Of course, there is another way to reach such a prominent point as Hammondsport. In the summer time, you can go to Penn Yan, by the Northern Central Railway, where it is is claimed the new Soldiers' Home is to be located, and where reside a great many men whose names are well known throughout the country. You can take one of Com. Farley Holmes' boats and go up Lake Keuka, which while you are on it, you will wish was a thousand miles long, it is so beautiful, just as the man who stopped at the Urbana Company's cellars, on the way, wished for certain reasons which will readily suggest themselves, that he had a throat as long as a giraffe's.
The people of Hammondsport are alive. In one respect they resemble Elmirans. What is for the interest of their town, they all turn in and help forward. One likes to get amongst such a people. Local pride is something good to see and deserves to be fostered. The place is becoming quite noted as a summer resort or a point to be made by excursion parties and attractions are multiplied to draw them thither. On the hill side, overlooking the town, Mrs. Fach, formerly of Rochester, has built a very noticeable place. We are not clear in our mind whether the Orchestrion it holds, was built for it, or it for the Orchestrion, for they fit one another as a candle fits the socket. The building is a large three story one, standing on the terraced hill side that overlooks the town and the Lake. The view from its broad verandahs is not to be surpassed anywhere.
The Orchestrion is one of the largest in this country, cost $12,000, and was put up by Bernard Dufuer, of Buffalo, who is a manufacturer of such instruments. It plays twelve tunes, or perhaps better, has twelve cylinders, with any number of tunes, and the music it makes is decidedly pleasing. It is worth going a distance to see and hear.

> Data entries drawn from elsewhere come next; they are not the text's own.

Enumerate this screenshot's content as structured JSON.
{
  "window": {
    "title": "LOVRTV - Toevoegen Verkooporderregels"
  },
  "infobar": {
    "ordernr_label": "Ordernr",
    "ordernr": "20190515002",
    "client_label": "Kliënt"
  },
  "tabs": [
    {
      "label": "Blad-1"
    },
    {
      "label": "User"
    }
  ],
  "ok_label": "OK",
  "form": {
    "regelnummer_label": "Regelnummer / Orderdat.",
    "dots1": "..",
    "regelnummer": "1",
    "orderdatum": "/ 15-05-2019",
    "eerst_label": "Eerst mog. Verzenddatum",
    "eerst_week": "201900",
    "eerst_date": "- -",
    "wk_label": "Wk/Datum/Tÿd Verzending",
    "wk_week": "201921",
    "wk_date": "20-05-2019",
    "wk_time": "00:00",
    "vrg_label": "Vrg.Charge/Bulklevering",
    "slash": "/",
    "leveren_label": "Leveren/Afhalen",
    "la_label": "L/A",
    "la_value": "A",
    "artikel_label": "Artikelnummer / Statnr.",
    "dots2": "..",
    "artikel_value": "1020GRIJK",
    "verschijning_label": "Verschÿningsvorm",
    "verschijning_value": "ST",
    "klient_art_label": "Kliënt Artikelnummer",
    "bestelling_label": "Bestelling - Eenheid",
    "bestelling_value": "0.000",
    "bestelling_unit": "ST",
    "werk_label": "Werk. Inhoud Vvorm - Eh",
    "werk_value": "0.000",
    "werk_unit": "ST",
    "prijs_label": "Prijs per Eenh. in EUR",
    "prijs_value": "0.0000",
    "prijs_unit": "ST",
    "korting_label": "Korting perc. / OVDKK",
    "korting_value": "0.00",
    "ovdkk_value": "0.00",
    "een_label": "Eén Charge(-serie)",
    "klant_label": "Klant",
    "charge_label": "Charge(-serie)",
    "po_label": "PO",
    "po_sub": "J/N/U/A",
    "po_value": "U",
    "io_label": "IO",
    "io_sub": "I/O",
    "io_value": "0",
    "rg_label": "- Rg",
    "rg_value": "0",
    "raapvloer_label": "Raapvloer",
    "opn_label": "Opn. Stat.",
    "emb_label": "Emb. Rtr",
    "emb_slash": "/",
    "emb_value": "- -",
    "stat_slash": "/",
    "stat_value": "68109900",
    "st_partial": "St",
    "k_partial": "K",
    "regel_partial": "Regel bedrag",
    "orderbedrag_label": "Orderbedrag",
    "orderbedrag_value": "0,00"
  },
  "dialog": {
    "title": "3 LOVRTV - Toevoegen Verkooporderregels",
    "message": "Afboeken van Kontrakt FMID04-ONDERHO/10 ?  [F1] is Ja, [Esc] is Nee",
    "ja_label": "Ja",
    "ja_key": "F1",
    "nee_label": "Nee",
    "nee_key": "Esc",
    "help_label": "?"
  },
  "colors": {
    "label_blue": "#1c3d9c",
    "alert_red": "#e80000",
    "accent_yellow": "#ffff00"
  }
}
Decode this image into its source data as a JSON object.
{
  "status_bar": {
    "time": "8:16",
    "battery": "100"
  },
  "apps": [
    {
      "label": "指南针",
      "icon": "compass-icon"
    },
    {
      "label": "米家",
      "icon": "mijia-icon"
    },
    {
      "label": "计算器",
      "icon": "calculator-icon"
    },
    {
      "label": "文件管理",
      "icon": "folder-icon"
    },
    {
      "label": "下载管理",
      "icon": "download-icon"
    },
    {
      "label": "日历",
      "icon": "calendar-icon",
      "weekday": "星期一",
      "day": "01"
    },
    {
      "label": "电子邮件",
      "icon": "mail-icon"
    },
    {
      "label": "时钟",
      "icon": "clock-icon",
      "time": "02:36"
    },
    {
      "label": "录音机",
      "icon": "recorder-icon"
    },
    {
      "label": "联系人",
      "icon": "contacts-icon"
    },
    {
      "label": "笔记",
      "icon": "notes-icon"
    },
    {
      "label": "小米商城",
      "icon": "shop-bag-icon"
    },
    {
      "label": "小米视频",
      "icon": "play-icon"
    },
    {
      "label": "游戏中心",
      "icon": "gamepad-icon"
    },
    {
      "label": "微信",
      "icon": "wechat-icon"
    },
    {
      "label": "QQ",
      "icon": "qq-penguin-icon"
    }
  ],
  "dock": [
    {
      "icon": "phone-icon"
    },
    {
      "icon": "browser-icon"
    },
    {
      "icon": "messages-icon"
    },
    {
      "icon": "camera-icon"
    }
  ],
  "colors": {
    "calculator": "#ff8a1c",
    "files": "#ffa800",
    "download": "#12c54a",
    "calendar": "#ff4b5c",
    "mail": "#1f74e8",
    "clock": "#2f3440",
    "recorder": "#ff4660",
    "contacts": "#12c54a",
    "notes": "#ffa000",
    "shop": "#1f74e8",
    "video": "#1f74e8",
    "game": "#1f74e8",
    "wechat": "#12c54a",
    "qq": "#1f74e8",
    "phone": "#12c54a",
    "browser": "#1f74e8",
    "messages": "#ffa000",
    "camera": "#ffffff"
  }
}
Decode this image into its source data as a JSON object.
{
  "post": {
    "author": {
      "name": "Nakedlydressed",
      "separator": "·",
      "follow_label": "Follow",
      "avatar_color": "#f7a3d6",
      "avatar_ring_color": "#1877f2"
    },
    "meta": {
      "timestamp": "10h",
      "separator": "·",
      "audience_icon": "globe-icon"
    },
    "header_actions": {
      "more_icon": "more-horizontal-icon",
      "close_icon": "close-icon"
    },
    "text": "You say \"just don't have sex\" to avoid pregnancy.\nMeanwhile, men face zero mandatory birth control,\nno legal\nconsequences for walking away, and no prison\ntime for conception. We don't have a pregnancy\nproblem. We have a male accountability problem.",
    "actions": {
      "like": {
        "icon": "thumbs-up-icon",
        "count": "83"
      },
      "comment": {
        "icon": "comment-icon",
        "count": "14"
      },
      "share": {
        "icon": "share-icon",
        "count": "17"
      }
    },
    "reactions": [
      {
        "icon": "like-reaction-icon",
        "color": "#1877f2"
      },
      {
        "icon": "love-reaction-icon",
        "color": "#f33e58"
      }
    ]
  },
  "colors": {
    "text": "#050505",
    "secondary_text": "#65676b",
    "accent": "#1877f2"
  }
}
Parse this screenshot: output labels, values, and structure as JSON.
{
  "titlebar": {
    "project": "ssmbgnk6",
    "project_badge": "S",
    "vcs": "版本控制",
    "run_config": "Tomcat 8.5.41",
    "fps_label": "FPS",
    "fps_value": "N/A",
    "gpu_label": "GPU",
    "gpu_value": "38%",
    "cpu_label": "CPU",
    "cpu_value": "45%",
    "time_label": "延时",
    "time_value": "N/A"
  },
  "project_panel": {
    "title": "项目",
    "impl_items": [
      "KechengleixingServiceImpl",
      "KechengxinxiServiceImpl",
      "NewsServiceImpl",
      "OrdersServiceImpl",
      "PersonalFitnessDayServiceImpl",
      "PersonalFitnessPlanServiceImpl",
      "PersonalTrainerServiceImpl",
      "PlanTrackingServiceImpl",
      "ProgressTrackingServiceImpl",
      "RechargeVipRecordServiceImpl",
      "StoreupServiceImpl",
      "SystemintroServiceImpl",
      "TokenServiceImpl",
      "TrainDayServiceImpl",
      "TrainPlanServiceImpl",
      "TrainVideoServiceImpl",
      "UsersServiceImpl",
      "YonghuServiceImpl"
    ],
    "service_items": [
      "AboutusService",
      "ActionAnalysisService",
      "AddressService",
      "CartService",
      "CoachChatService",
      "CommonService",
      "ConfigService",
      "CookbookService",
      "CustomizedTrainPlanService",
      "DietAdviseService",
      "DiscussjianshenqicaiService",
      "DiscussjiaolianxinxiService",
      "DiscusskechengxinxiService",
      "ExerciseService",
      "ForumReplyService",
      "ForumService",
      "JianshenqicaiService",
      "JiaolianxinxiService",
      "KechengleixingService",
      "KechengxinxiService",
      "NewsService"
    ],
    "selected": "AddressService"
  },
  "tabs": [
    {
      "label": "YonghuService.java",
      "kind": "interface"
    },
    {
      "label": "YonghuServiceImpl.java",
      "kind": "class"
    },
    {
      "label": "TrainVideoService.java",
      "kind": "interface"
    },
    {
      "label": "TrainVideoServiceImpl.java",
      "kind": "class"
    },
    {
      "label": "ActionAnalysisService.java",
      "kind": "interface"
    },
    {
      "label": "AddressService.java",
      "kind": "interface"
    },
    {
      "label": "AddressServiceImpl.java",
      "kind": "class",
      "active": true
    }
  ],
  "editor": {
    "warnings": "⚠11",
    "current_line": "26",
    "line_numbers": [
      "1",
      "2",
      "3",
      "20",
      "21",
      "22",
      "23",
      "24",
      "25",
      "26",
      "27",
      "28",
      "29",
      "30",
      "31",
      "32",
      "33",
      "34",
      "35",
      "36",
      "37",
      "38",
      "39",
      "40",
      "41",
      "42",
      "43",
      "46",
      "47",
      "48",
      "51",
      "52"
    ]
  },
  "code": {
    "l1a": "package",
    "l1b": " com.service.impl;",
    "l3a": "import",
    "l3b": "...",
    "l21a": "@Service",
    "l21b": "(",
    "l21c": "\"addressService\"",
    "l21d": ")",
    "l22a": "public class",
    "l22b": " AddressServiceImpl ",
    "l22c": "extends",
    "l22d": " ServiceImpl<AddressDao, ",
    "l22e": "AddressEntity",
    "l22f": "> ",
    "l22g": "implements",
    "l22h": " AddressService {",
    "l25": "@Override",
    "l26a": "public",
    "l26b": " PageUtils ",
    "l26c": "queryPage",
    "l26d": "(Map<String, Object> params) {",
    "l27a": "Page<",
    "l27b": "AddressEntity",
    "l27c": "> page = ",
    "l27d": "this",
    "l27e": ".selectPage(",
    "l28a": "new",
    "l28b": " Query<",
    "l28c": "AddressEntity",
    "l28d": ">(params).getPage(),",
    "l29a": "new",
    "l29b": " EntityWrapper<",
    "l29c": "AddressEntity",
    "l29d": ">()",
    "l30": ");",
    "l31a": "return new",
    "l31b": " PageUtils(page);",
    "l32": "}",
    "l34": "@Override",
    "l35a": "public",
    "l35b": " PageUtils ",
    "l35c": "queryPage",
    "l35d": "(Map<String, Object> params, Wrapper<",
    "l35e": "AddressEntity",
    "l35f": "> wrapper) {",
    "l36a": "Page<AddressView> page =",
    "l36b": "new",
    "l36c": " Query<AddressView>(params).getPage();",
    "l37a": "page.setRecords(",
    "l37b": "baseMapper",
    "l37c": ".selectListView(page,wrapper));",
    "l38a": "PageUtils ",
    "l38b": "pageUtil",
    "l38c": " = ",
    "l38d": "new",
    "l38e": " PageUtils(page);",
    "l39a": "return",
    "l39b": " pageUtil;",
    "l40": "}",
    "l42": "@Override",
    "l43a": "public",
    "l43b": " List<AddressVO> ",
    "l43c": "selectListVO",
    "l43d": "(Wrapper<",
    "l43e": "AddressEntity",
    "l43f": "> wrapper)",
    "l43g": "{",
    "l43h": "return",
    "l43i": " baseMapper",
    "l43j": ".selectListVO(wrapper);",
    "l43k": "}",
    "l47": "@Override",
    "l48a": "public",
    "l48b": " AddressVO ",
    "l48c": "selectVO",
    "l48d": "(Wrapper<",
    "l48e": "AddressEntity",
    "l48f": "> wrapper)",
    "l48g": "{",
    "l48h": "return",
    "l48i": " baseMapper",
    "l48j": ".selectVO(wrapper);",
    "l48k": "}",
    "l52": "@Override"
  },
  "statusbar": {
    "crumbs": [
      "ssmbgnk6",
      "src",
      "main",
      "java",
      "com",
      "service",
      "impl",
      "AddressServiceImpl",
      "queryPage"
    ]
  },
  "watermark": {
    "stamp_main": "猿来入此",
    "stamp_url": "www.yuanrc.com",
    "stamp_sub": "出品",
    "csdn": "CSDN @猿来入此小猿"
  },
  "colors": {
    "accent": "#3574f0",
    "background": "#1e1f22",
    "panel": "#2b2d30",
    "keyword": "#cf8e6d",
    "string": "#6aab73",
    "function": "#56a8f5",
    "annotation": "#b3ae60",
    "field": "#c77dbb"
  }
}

On Tuesday the Hall was opened and dedicated. People came into the town from all sections around about there, some even going from Elmira. Bath was largely represented, and Penn Yan sent up a strong delegation headed by a brass band. It was a regular centennial all day, and in the evening a continuance of the same. There must have been five or six hundred people in the Hall at one or another time during the night's festivities, Greisinger's full Orchestra from Bath providing the music for the dancers. The whole affair was a pronounced success, and all those, upon whose shoulders fell the responsibility of it, are pleased and happy, and deserve to be congratulated. We trust that it is an omen propitious of the character of the season just commencing.
From the same issue of the Hammondsport Herald